When to Report Sexual Harassment
Under the Minnesota Human Rights Act, a legal claim for sexual harassment must generally be started within one year of the alleged harassment. This claim can be started by either filing a public lawsuit, or by filing a charge of discrimination (sexual harassment is generally considered a form of gender discrimination) with the Minnesota Department of Human Rights. Under federal law, Title VII of the 1964 Civil Rights Act, the limitations period is even shorter –300 days — and in some jurisdictions (outside of Minnesota), it can be as short as 180 days.
Sexual Harassment Timeline: A Few Considerations
There may be additional facts to consider when evaluating the timeliness of sexual harassment claims. For instance, if an adverse action has been taken, or an employment benefit denied in connection with the harassment, the 300-day or one-year deadline may only start to run at the date of the adverse action or denial of benefit, rather than the date of the underlying harassing conduct. Furthermore, if harassment has persisted over the course of a long period of time, and at least one incident of this pattern falls within the 300-day or one-year window, then all such actions can give rise to a legal claim under the “continuing violation” doctrine.

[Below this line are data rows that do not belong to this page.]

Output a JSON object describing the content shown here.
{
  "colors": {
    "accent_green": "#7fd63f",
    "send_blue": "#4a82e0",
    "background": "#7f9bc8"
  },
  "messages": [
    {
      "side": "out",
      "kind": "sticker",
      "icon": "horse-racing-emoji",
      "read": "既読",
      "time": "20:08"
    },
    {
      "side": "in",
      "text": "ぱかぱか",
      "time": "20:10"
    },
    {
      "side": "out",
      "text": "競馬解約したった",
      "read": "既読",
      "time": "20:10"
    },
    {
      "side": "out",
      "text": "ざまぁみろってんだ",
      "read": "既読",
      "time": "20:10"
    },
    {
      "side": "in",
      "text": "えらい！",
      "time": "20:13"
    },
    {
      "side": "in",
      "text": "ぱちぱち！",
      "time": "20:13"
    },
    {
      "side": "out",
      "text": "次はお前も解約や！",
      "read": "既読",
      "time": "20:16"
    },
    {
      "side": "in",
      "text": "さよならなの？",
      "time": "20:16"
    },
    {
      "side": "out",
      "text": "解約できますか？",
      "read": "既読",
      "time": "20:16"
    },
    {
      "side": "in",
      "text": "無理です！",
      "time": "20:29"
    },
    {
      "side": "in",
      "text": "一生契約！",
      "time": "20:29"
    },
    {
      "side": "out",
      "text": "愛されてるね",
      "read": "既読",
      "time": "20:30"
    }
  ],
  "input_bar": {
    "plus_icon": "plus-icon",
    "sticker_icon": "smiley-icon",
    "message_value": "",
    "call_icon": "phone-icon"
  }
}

Finally, if you’ve waited to assert a claim because you were threatened by the harasser, or you previously tried to register a complaint but this effort was thwarted by someone in a position of authority at the company (including human resources), an attorney can determine if this misconduct might “stop the clock” on the limitations period (also referred to as “tolling), and allow you to prosecute a claim even though the conduct occurred more than a year or 300 days ago.